Jul 26, 2017 03:17PM NineTwelve wrote:

Last year my family had a series of crises, and I came out of it determined to live and to look for happiness, no matter how awful things got. In those days I frequently quoted Winston Churchill, "When you're going through hell, keep going." (Also, some Zen wisdom, "What's in the way is the way.")

Relax and breathe, I tell myself. Every day, all day long. I need all those reminders. Not everyone does.

I do better when I am focused on the here and now. We have a limited number of days here. All of us. But in Stage IV, we can't escape that awareness. Search for what makes you feel light, free, grateful, happy. Look for what elicits positive emotions. Forgive yourself and others. Be patient, be kind, be appreciative. Be curious, be open.

It's been nearly three years since my stage IV diagnosis, and I frequently forget that I have terminal illness. I feel okay right now, and it's a beautiful day.

Right thoughts, right words, right action! - Franz Ferdinand Dx 9/12/2014, IDC, 4cm, Stage IV, Grade 2, mets, ER+/PR+, HER2- Hormonal Therapy 9/15/2014 Tamoxifen pills (Nolvadex, Apo-Tamox, Tamofen, Tamone), Zoladex (goserelin) Hormonal Therapy 9/30/2014 Dx 7/2016, IDC, Stage IV, metastasized to bone/lungs Hormonal Therapy 8/15/2016 Faslodex (fulvestrant), Zoladex (goserelin) Targeted Therapy 8/15/2016 Ibrance (palbociclib)
Log in to post a reply

6 minutes ago vancouverdeb wrote:

Hi Nowaldron, I have a similar struggle - what am I supposed to do with my life? I was in hospital last summer for two months when first diagnosed as metastatic. I literally could not stand up and all I hoped for was to get out and to be able to go travelling with my kids - I didn't know if I'd ever leave the hospital (the word 'palliative' was mentioned several times). I was so thrilled to be able to move, and when I was discharged I stopped working and have spent the past year taking my kids to Hawaii, New York etc. I'm going on a cruise in August with my 14 year old son!

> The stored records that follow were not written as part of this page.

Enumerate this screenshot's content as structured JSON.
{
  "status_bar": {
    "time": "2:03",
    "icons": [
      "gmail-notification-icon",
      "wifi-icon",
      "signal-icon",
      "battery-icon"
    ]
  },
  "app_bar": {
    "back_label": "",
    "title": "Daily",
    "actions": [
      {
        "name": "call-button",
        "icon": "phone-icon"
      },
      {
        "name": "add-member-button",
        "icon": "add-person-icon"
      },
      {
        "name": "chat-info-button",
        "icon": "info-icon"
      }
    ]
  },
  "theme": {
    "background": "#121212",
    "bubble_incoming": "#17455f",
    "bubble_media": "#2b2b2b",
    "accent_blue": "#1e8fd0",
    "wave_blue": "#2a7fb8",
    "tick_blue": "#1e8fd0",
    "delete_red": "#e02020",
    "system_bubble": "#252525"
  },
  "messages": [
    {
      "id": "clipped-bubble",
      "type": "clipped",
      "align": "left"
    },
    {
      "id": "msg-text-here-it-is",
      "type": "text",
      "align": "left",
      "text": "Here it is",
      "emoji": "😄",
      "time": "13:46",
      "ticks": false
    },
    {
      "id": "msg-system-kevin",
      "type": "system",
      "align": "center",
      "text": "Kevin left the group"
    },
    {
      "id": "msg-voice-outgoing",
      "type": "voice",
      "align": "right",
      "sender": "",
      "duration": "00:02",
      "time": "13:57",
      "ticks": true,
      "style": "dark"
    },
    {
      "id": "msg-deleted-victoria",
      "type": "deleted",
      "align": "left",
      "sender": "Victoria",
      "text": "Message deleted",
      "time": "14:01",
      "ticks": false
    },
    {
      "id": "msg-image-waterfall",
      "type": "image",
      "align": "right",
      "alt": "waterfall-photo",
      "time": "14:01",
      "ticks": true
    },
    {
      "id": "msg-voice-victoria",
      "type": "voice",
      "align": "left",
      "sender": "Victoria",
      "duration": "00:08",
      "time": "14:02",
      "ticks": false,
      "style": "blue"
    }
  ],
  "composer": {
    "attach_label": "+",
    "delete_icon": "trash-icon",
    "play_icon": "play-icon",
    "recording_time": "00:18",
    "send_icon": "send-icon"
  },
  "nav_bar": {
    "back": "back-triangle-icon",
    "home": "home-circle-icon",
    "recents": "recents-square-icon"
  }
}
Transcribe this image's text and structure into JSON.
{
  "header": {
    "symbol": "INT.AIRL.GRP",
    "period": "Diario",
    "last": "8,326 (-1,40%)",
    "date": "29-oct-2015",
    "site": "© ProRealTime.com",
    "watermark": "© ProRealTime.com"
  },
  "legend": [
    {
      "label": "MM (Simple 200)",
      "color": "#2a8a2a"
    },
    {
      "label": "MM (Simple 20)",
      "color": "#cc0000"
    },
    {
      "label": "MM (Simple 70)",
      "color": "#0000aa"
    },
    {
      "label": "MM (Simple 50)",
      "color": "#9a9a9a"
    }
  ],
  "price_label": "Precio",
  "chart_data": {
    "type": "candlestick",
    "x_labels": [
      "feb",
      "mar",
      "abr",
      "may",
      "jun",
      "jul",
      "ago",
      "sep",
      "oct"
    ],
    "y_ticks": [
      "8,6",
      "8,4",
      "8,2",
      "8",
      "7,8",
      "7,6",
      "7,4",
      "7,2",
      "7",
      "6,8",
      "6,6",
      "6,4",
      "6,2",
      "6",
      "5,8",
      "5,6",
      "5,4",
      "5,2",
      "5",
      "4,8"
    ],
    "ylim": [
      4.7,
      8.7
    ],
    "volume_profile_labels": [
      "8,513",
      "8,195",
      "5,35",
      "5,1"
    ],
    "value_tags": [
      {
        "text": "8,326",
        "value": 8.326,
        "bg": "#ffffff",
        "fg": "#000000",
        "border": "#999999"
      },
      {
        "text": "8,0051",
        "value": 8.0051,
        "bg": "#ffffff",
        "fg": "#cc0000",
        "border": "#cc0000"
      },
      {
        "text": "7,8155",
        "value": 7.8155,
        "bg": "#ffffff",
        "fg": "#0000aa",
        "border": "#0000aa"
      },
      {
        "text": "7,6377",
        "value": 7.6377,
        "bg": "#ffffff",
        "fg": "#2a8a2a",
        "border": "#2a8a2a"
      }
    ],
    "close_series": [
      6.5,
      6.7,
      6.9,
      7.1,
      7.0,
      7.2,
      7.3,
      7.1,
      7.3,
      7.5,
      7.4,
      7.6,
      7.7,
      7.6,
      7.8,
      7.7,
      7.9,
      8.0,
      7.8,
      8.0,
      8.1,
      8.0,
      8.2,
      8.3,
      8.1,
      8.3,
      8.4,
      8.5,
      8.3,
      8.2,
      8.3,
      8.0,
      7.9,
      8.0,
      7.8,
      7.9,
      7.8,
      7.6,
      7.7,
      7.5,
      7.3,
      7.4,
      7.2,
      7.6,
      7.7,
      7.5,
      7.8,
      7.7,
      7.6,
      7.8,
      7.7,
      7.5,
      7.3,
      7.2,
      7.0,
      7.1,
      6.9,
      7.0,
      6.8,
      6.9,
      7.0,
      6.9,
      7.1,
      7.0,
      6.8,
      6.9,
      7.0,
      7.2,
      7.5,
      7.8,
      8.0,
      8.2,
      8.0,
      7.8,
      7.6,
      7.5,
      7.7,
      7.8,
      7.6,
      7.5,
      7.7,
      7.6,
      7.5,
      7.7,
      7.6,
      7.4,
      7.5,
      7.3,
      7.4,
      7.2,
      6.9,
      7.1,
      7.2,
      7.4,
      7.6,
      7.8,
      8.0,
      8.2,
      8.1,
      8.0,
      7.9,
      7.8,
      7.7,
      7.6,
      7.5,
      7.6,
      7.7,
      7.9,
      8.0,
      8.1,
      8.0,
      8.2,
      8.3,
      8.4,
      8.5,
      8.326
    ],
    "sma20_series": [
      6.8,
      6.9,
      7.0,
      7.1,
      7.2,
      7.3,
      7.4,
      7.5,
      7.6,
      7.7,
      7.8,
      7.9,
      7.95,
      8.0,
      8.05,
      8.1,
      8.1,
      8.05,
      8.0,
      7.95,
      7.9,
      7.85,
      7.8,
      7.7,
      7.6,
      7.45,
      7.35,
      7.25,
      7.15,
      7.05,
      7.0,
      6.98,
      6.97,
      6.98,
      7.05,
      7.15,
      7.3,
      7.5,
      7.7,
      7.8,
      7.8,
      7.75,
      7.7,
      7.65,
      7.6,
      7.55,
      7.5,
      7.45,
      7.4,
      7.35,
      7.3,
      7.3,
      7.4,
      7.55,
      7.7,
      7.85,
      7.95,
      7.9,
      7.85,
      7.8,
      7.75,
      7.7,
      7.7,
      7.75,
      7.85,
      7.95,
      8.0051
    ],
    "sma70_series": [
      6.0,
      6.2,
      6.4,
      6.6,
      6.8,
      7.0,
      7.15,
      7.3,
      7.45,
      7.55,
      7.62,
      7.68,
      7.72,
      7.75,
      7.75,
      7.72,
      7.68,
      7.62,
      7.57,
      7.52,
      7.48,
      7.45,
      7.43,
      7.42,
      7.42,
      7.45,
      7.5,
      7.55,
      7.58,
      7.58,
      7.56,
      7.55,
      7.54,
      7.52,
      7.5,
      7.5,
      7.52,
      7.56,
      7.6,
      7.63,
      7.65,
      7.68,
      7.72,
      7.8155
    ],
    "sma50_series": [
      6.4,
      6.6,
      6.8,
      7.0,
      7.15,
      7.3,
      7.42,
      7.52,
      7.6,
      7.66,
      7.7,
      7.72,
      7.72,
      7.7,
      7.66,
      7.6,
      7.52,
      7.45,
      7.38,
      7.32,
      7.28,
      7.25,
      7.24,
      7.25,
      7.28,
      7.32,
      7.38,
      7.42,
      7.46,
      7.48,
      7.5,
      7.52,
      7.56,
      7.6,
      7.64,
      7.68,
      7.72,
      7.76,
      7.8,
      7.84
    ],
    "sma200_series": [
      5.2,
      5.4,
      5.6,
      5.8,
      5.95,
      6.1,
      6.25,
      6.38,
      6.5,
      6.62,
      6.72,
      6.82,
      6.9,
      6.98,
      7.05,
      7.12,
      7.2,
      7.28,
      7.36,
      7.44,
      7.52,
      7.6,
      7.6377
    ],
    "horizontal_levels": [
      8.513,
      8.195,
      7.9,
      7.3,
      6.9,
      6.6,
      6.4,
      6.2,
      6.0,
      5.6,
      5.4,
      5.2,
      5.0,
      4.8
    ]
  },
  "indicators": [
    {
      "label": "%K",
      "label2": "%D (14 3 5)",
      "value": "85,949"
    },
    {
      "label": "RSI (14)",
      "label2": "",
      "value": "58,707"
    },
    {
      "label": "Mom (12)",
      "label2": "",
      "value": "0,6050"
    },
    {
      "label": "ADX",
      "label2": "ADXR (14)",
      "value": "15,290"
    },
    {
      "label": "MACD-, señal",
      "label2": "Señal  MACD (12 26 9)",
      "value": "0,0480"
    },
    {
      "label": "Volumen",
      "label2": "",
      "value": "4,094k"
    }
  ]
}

it's been a great year and I'm so lucky I was able to spend it this way. In many ways I've come to terms with my diagnosis, I've spent time with friends and family and working on my art, which I love. But I'm finding I need more. I was in the process of going back to school for my CPA when I was diagnosed - but the first few years are lots of work. I don't want to spend the last few years of my life stressing and fretting over something I'll never reap the rewards of. How much time do I have? If I knew I had six months, I'd keep travelling. Dare I hope that I have years? I know I'm lucky because I do have energy and most of my mobility has returned. Still figuring it out....

Page 1 of 1 (18 results)